Basteleur is a font inspired by Tarot de Marseille style tarot cards. Though it has medieval roots, it also has nods to modern fonts like Cooper Black with large, swelled-up bracketing ( Bracket is the area where a serif and a stroke are connected. ). It works as an excellent display font for attention-grabbing marketing materials.
Fun Fact: Tarot cards existed as early as the 15th century (some sources claim even before then) as playing cards, not for fortune-telling. In the 17th century, tarot cards first began attaching with magic and fortune-telling (source) in France.
Slightly twisted characteristics like “a”, “K”
One weight, bold and no uppercase “A”
Specific Usage Tips
How to use Basteleur for logo?

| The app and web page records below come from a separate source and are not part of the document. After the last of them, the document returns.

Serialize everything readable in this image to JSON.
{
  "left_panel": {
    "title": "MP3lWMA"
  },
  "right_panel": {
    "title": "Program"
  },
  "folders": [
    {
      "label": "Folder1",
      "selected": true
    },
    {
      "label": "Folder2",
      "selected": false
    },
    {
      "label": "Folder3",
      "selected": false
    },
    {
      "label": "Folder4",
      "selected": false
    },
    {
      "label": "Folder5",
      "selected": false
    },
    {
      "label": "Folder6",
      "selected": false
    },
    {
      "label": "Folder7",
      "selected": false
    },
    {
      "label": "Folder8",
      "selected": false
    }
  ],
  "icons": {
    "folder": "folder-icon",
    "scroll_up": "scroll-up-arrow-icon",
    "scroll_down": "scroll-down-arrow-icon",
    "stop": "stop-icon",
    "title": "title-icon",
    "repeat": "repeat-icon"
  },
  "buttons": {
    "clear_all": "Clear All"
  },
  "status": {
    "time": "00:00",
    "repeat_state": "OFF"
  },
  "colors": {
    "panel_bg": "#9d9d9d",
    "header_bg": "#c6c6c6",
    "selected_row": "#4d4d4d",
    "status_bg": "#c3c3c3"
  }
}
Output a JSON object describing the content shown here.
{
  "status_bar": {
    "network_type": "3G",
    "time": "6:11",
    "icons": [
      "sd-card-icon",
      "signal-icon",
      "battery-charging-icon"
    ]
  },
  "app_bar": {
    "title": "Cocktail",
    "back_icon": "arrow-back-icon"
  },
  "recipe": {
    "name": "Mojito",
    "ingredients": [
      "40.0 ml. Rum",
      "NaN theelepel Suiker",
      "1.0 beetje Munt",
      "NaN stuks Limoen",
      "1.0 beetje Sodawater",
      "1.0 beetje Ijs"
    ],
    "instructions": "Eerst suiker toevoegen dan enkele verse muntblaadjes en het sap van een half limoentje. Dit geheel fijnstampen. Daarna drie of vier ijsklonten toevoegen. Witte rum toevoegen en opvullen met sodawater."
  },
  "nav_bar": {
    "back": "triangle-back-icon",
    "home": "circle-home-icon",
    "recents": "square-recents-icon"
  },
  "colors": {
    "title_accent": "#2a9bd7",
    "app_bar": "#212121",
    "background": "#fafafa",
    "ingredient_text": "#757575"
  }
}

Basteleur is a fun mix of old and new visual characteristics. Its boldness, along with its funky, novel vibe makes it perfect for a creative or urban-influenced project.
How to use Basteleur for marketing and branding?
Bastelelur is a display font. Because of its inspirations and visual qualities, it has a nostalgic yet novel voice, perfect for marketing materials looking to create similar tones attracting customers. Avoid using it for body text as it is too decorative and affects readability.
Dark Patterns are deceptive design elements and user experiences in websites and apps designed to confuse users into doing things they don't intend, like sharing data, buying, or signing up for things.
A dark pattern I commonly come across is Forced continuity which happens when you are being charged after a free trial without notification or warning and becomes incredibly difficult to cancel. There are other types of dark patterns and a hall of shame.
Days are finally getting longer. This week, enjoy this wonderful color palette of spring tulips for your design projects!
Grass #C9DDFD|Persimoon #F34E19|Soft Blue #7387DE|Grape #7D599A
Any end of a stroke that does not include in a serif.
Want more? check out the jargon buster glossary page.
Create something with Basteleur!
…for reading and hanging out here this week! Basteleur is available here.
Want more design and typography? Check out what we covered last year during Valentine’s day!